Senator Richard Burr recently took to WRAL to tout his new supposed “replacement” for the Affordable Care Act. Others have detailed the many flaws in Burr’s plan – like throwing the three million people already enrolled in private health plans under the ACA off their insurance and block granting our Medicaid programs – but I have a more fundamental question: Where is the outrage about the employer taxes in Burr’s plan on health plans offered to employees? Yes, that’s right, new taxes. In the Affordable Care Act, these new taxes were confined to “Cadillac plans” with generous health benefits and are seen as a primary way to reduce health care costs, but the Act still got raked over the coals by right wing opponents: “Obamacare ‘Cadillac Tax’ Causing Large Companies to Slash Health Benefits” screamed a typical headline last year.
What employer plans will Burr tax? Not just Cadillac plans. Burr himself says “very few” plans – but that’s not what the bill says. Even friendly conservative commentators promoting Burr’s plan talk about over $1 billion in new employer taxes. The bottom line is that Burr’s plan has at the very least exactly the same – or, by friendly estimates – even more of a tax on employer health plans than the Affordable Care Act.
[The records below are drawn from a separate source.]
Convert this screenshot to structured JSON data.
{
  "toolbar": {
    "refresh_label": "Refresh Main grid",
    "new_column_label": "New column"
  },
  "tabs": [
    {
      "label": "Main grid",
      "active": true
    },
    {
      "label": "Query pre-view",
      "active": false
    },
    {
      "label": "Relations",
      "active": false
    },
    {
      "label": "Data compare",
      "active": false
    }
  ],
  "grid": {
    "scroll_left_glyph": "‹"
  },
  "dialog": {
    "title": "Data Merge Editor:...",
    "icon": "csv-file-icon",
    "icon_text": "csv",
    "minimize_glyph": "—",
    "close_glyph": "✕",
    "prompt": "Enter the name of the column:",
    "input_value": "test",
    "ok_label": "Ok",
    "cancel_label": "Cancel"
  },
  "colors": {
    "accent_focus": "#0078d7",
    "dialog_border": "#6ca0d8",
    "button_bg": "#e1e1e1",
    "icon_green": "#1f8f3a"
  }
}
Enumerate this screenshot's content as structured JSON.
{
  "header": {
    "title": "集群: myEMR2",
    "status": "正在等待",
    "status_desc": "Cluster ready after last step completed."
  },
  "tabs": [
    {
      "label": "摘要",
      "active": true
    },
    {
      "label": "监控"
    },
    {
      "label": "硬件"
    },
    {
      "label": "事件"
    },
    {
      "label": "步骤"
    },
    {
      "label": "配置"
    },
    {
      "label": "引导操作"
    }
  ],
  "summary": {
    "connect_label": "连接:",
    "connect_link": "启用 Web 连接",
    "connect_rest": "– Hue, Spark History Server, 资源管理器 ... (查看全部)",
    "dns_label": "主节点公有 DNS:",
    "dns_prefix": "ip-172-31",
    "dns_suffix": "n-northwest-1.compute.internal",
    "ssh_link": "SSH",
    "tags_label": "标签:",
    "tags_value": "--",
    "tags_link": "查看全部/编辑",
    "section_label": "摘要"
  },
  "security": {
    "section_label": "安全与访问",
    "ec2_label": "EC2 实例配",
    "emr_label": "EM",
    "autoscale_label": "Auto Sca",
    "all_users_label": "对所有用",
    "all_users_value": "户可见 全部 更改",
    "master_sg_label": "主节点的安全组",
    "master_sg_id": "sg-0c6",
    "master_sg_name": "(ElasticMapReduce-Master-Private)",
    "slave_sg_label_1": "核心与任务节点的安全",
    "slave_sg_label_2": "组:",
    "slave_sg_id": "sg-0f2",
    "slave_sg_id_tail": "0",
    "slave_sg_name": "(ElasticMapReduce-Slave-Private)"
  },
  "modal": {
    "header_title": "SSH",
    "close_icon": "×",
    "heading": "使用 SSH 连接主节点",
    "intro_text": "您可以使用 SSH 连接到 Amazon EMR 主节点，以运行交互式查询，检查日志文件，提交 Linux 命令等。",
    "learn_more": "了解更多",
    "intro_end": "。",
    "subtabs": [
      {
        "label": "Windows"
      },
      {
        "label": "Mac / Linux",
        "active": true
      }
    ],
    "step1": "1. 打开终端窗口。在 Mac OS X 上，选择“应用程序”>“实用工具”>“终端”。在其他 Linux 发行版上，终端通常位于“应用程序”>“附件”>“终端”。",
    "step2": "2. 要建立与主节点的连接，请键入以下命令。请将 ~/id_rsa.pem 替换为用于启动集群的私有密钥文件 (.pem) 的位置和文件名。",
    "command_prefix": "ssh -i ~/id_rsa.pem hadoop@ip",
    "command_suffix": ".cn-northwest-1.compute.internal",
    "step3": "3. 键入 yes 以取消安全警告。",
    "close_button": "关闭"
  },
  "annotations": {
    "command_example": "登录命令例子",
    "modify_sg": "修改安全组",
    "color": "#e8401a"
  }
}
So, where’s the conservative outrage on Burr’s new employer taxes? Where are the screaming headlines, the 24/7 Fox coverage of the horrors of the new taxes Burr wants to institute on businesses? Nowhere to be seen.
Get beyond the usual double standard the conservative media apply in situations like this and you see what Burr’s plan for the vacuous political grandstanding it really is. But this political grandstanding comes with major new employer taxes – a big downside for any politician who hopes to use Burr’s plan as their “alternative” to the Affordable Care Act.